The Audubon bird walk will be led by John Wilson, NAU Wildlife Biology student who has been a White Mountain Audubon Society guest speaker, granted Audubon scholarships, and served at the Wash as an EagleWatch volunteer for Arizona Game and Fish.
Did you know that the Bald Eagle nest at Cottonwood Wash in Snowflake is reported as the most successful one in Arizona? Arizona Game and Fish recently closed areas around our state to protect the traditional nesting locations of our large iconic national symbol. And Snowflake does not appear! Seems counterintuitive.
The long-time active Bald Eagles at this birding hotspot are quite accustomed to the local cattle and ranchers. Hikers in the area are encouraged to avoid the trail nearest to the nest, with a trail sign that merely suggests it’s time to turn around. (Perhaps it also should have a reminder that it is a federal crime to harass, damage or destroy any birds, their nests, their eggs and their young.) The best view of the nest is from the parking lot area.
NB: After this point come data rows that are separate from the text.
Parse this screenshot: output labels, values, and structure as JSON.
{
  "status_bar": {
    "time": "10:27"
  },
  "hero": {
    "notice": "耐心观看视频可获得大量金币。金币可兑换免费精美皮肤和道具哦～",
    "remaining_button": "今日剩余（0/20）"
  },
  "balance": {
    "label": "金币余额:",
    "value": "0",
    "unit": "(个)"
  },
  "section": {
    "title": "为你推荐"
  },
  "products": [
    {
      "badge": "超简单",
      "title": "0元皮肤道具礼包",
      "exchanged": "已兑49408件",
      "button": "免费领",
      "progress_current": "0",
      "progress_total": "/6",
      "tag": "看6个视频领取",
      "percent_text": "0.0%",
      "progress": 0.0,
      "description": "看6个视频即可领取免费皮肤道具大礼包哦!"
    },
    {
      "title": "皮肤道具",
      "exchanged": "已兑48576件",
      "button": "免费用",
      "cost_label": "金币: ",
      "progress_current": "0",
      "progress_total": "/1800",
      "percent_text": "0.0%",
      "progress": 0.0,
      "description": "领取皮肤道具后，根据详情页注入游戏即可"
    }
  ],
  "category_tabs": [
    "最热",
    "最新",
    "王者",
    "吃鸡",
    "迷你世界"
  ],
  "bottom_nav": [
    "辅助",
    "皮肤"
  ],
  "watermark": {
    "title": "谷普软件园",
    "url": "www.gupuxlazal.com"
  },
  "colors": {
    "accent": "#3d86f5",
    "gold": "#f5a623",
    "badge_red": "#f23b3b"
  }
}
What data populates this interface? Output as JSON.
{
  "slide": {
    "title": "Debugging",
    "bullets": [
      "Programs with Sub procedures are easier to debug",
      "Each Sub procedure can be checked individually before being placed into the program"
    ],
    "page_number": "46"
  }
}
When the EagleWatch program and banding of the young birds in the Snowflake nest was still possible – because the dying cottonwood trees that eagles prefer were still stable and safe – the female was identified as an effective mother with first one, and then a second, lifetime mate. Eagles are good parents who work together to build and add to their huge nests, incubate eggs, and feed chicks and fledglings.
A first or second-year bird was observed there recently. The white heads and tails do not develop for quite a few years. Both regal adults have been observed near and on the nest recently too. They will be breeding and beginning incubation within the next month or so. Yes, even in the cold and snow!
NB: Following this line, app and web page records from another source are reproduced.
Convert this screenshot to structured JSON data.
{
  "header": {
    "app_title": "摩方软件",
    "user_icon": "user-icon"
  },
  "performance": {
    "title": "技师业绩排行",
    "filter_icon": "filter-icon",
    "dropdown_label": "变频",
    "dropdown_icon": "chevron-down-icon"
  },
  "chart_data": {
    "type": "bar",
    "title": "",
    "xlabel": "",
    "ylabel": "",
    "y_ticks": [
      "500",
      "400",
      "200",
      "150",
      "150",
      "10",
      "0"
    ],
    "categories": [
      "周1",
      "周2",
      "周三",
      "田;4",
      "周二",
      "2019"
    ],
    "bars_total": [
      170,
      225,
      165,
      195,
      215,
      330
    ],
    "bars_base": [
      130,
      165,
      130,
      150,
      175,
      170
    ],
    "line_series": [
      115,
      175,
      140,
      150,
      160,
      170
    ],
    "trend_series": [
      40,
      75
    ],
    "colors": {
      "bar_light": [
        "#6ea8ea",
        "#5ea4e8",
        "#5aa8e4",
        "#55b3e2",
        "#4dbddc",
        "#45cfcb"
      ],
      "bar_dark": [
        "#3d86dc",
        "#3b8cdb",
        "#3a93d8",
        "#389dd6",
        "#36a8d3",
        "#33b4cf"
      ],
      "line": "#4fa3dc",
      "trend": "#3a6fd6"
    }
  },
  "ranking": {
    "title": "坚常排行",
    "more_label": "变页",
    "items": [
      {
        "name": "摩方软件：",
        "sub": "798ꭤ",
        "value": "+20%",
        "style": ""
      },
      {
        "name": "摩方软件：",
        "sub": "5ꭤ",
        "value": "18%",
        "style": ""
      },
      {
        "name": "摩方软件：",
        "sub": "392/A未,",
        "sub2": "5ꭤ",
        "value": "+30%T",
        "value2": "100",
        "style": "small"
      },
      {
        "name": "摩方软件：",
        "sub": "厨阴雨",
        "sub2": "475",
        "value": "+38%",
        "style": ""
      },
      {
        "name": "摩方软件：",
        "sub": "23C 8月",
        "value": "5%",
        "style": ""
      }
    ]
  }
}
Photos, taken from a distance, by John Wilson when he served as the Arizona Game and Fish Eagle Watch volunteer at the Cottonwood Wash nest site a few years ago.
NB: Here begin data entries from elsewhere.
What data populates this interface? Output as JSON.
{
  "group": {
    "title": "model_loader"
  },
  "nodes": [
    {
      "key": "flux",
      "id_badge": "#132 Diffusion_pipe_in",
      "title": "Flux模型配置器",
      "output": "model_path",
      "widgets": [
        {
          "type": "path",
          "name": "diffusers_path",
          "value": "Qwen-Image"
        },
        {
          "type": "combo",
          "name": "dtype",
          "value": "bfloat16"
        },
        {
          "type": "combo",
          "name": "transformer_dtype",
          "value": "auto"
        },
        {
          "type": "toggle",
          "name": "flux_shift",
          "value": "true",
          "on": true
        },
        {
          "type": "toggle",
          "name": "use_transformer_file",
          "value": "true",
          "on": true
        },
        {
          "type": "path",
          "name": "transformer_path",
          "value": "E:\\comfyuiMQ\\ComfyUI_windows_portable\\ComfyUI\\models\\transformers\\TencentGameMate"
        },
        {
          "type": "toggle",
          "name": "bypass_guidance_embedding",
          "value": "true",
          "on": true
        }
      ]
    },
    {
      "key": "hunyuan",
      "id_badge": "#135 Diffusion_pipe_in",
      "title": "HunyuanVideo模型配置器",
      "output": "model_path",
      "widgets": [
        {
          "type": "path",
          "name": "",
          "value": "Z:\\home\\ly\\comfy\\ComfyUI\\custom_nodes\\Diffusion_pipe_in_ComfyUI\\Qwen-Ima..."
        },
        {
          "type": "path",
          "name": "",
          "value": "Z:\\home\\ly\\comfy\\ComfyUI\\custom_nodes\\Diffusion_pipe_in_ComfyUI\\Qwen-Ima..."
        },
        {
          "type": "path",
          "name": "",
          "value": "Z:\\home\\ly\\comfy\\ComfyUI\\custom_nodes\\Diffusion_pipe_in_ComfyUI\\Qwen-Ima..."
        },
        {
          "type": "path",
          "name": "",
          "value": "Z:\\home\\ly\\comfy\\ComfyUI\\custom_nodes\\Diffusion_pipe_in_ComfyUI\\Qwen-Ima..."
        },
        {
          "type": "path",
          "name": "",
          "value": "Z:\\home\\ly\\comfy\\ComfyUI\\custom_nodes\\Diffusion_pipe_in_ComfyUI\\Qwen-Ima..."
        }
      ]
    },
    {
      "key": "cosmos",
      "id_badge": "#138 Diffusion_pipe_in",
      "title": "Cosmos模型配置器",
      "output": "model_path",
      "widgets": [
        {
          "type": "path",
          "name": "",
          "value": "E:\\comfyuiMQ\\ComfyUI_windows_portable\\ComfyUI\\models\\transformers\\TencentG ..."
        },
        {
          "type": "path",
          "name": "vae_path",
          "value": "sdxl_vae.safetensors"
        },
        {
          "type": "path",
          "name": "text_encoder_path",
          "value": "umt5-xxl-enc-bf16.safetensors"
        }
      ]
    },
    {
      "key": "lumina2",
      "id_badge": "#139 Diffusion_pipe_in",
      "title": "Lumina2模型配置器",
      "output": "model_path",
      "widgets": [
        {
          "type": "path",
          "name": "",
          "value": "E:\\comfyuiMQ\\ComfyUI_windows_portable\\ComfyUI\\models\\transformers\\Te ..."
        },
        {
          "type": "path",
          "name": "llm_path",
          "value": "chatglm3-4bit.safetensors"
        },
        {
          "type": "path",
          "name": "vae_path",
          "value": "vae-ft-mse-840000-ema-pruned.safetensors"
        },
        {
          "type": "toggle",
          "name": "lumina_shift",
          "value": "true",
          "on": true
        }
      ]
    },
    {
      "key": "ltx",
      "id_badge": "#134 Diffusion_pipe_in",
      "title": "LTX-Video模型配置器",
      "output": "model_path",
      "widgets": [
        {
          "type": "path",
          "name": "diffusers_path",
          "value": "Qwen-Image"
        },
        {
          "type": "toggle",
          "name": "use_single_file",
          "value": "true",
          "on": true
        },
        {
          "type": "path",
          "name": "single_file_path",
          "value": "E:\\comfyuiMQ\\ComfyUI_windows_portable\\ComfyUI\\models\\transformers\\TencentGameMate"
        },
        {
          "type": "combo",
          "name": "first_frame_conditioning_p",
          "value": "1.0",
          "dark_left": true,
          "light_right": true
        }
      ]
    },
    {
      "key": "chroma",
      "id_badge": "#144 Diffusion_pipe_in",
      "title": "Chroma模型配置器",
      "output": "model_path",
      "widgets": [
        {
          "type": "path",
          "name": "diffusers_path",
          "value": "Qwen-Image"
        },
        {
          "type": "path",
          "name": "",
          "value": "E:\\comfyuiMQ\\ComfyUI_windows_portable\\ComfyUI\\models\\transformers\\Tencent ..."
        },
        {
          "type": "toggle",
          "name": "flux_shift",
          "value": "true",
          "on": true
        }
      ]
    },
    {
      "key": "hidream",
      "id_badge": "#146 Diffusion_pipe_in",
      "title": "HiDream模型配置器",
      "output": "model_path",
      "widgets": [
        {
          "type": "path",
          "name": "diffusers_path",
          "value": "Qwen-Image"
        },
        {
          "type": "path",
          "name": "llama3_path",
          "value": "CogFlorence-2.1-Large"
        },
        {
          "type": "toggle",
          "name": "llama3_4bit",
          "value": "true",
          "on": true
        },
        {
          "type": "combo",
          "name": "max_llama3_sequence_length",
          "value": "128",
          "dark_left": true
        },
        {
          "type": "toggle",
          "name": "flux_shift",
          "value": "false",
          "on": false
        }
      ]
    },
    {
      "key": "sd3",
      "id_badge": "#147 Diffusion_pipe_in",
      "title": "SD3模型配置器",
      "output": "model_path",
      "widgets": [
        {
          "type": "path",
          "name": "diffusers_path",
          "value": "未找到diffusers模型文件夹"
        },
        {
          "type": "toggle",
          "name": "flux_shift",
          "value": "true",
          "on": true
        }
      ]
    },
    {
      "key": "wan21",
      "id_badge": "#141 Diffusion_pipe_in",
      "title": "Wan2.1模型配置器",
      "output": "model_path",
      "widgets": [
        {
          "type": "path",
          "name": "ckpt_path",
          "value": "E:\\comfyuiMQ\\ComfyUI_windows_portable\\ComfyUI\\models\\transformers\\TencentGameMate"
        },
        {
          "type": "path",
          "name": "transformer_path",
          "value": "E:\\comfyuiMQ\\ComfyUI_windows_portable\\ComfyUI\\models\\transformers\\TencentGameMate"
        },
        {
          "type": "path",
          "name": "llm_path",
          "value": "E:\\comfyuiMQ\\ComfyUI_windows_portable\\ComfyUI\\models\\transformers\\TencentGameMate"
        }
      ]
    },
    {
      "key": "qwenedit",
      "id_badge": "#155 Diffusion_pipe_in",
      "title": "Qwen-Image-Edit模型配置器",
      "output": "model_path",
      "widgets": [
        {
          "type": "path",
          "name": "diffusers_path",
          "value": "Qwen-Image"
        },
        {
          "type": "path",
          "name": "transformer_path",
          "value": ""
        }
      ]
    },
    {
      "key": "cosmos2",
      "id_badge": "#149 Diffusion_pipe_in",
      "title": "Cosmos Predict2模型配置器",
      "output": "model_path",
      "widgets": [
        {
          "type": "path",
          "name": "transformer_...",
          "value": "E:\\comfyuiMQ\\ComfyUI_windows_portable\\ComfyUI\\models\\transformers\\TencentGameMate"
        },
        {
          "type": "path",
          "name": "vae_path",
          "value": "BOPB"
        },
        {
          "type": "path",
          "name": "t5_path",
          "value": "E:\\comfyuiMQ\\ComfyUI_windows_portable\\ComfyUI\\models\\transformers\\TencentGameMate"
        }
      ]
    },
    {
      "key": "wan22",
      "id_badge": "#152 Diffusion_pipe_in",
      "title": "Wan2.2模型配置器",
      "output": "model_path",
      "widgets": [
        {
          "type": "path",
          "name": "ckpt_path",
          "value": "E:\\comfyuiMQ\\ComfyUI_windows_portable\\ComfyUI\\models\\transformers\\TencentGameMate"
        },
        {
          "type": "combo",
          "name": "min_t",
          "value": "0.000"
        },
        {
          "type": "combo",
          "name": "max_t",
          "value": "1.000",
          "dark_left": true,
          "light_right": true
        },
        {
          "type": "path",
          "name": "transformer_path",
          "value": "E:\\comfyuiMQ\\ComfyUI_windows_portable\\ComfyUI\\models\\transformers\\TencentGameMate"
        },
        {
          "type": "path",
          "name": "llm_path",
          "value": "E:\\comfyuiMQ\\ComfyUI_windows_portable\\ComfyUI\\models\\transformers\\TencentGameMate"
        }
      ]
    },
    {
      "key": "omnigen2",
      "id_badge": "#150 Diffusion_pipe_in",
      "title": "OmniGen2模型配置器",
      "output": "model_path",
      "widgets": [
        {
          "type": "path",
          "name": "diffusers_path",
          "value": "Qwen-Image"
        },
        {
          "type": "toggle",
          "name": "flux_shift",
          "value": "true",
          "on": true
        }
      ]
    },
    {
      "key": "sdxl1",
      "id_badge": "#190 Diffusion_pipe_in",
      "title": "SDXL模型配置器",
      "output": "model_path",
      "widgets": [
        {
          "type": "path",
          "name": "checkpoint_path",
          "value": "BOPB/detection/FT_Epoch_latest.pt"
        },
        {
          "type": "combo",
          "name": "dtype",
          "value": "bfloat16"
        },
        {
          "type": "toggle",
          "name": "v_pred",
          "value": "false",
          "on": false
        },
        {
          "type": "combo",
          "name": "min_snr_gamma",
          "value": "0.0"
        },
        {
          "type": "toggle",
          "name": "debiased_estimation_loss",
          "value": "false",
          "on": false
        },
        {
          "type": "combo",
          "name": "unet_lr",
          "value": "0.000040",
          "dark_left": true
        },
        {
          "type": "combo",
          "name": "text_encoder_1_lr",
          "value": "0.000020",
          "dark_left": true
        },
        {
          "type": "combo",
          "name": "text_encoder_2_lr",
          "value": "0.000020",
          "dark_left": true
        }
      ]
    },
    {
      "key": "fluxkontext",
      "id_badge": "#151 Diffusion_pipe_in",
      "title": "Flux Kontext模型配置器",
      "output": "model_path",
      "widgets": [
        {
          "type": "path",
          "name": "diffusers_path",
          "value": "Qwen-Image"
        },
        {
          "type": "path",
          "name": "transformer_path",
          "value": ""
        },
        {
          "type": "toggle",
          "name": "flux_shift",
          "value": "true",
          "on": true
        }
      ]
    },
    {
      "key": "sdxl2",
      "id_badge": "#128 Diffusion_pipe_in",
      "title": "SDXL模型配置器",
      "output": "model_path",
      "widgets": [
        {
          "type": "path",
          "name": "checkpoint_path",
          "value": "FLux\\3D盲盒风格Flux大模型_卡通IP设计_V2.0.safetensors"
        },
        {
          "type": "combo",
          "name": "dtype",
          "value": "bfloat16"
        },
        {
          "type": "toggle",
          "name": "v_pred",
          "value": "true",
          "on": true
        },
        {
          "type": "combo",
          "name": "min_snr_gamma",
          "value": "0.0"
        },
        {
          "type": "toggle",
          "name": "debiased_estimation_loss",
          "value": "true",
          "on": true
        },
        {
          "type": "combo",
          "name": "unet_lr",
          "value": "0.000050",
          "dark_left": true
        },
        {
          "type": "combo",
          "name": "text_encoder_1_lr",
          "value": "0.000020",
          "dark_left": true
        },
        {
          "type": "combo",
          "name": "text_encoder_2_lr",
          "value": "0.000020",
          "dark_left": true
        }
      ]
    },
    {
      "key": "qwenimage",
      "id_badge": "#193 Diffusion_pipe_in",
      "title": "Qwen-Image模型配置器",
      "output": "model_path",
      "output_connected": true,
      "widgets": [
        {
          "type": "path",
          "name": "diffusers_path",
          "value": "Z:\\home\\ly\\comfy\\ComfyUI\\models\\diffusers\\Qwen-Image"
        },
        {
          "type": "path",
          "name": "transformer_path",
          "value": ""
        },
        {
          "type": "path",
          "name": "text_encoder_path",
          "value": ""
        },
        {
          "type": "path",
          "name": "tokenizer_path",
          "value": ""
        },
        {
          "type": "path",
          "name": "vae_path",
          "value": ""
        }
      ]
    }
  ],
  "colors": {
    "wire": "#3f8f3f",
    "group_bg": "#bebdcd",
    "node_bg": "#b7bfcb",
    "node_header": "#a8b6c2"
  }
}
Submitted by Mary Williams, White Mountain Audubon Society President.
Mountain Daily Star Staff Reports.